■ **GIVEN INFORMATION**:

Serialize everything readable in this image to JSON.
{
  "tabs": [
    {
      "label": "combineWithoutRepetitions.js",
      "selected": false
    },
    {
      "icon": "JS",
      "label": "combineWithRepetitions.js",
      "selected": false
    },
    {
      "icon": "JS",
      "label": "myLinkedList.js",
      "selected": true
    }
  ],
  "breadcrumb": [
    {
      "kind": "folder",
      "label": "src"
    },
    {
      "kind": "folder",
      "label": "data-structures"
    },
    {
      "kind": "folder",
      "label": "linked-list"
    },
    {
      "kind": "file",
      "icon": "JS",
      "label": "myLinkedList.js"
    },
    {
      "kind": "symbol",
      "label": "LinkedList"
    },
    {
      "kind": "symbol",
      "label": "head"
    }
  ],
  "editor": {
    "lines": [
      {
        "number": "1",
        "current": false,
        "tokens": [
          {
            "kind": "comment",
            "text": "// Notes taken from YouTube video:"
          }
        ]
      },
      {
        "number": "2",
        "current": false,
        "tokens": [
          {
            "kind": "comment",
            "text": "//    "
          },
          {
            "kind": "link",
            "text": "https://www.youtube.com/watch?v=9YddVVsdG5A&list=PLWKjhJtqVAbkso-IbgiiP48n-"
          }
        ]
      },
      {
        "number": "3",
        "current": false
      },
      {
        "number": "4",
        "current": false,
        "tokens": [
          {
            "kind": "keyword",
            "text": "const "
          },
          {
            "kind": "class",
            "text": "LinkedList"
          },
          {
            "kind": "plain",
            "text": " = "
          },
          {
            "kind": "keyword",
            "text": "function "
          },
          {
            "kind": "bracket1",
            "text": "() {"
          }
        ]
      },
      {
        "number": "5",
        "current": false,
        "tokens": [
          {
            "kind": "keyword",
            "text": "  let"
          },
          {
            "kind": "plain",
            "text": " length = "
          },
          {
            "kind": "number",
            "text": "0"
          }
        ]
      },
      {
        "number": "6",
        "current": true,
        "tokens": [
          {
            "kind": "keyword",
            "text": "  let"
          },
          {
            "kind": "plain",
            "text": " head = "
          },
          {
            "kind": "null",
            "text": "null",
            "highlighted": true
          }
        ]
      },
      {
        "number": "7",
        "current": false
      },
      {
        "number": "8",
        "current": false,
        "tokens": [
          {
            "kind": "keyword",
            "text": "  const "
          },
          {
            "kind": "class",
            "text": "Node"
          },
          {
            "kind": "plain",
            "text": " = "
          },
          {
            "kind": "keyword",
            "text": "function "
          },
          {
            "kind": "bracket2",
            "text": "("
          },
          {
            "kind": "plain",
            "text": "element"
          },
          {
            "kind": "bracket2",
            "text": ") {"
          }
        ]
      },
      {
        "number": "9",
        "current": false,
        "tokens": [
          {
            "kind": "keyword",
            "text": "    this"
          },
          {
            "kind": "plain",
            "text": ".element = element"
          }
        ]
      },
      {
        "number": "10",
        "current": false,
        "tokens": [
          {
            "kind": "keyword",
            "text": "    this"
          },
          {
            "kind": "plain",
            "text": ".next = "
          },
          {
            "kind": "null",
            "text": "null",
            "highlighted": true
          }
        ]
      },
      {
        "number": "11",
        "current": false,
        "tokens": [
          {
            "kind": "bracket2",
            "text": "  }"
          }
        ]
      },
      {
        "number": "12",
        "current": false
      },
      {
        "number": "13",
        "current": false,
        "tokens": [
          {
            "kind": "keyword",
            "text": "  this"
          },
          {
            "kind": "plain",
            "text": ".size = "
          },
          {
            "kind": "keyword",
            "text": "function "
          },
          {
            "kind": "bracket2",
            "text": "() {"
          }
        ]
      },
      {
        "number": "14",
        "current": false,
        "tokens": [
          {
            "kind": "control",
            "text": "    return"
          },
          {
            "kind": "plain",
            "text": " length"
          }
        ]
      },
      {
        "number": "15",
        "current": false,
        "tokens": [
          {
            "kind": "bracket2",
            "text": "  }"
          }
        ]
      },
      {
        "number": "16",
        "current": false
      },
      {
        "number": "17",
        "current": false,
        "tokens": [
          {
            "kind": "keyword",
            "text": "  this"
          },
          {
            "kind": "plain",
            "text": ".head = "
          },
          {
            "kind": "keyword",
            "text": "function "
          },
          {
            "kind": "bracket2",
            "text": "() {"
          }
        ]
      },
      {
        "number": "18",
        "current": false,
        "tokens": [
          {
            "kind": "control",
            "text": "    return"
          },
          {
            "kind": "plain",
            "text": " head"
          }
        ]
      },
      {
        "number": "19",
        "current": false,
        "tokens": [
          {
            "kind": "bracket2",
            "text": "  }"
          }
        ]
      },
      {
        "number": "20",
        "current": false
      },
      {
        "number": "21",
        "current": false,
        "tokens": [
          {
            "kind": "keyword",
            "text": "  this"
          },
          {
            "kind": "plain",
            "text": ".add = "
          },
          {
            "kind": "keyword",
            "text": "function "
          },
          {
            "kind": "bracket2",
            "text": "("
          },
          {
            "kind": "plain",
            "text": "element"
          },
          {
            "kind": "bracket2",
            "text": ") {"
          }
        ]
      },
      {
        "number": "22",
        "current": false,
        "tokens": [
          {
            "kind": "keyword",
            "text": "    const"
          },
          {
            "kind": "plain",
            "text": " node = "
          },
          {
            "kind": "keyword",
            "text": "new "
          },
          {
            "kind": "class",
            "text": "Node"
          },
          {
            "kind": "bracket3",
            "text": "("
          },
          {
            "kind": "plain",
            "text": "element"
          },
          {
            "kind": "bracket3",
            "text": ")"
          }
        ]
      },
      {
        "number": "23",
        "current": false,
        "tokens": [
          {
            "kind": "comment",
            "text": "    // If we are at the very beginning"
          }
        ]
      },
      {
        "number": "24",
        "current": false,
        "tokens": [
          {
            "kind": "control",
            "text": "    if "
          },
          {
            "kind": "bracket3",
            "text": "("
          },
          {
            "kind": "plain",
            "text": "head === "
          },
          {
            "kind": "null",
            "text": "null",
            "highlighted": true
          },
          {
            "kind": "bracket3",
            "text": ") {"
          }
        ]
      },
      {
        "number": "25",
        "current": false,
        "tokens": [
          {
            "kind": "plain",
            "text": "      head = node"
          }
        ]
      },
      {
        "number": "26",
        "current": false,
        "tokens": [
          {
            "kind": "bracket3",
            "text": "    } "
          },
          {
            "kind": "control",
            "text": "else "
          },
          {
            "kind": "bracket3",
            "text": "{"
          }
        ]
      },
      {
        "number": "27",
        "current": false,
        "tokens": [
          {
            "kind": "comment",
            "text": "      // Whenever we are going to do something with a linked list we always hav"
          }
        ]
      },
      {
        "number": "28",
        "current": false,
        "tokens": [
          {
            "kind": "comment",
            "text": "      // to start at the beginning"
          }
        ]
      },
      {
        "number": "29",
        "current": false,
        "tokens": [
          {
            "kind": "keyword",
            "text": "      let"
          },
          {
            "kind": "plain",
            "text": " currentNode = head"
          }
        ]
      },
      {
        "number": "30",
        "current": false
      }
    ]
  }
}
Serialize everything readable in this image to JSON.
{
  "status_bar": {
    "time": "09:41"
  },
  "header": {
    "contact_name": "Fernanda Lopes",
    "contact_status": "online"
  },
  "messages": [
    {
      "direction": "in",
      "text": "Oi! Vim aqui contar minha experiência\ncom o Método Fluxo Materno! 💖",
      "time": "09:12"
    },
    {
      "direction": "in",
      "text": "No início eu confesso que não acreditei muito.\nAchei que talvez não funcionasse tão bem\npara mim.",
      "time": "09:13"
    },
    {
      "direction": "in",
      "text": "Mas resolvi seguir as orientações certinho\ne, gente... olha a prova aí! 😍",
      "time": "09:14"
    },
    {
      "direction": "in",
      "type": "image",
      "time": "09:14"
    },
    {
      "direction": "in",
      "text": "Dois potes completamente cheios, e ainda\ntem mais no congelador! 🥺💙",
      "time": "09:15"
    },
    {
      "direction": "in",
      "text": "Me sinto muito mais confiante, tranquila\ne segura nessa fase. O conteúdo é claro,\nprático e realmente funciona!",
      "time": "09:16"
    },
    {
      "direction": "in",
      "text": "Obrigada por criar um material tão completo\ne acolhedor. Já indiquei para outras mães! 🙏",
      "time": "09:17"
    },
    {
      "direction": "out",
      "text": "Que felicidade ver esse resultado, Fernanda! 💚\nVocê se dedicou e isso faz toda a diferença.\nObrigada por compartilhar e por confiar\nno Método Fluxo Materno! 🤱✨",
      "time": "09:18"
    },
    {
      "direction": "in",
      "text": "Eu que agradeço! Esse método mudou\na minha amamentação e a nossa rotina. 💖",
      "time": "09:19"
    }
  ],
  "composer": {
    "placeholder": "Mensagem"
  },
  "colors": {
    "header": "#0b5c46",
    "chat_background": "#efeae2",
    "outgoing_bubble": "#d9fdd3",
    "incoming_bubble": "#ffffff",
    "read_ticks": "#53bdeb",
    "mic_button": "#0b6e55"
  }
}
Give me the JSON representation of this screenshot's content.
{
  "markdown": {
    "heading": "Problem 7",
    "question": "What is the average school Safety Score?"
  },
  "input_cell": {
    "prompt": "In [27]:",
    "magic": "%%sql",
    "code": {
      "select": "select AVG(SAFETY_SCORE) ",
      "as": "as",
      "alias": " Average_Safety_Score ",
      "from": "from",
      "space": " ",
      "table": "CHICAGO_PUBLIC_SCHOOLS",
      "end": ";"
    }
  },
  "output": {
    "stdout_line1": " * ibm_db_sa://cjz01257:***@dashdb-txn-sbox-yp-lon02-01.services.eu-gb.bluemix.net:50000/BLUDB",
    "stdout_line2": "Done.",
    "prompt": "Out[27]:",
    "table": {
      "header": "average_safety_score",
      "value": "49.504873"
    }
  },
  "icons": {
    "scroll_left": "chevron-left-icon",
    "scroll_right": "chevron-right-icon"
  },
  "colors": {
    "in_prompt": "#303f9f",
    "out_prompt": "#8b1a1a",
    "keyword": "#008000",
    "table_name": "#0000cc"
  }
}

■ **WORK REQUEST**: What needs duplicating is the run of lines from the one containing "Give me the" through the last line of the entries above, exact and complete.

■ **SOLUTION FOR THIS EXERCISE**:
Give me the JSON representation of this screenshot's content.
{
  "markdown": {
    "heading": "Problem 7",
    "question": "What is the average school Safety Score?"
  },
  "input_cell": {
    "prompt": "In [27]:",
    "magic": "%%sql",
    "code": {
      "select": "select AVG(SAFETY_SCORE) ",
      "as": "as",
      "alias": " Average_Safety_Score ",
      "from": "from",
      "space": " ",
      "table": "CHICAGO_PUBLIC_SCHOOLS",
      "end": ";"
    }
  },
  "output": {
    "stdout_line1": " * ibm_db_sa://cjz01257:***@dashdb-txn-sbox-yp-lon02-01.services.eu-gb.bluemix.net:50000/BLUDB",
    "stdout_line2": "Done.",
    "prompt": "Out[27]:",
    "table": {
      "header": "average_safety_score",
      "value": "49.504873"
    }
  },
  "icons": {
    "scroll_left": "chevron-left-icon",
    "scroll_right": "chevron-right-icon"
  },
  "colors": {
    "in_prompt": "#303f9f",
    "out_prompt": "#8b1a1a",
    "keyword": "#008000",
    "table_name": "#0000cc"
  }
}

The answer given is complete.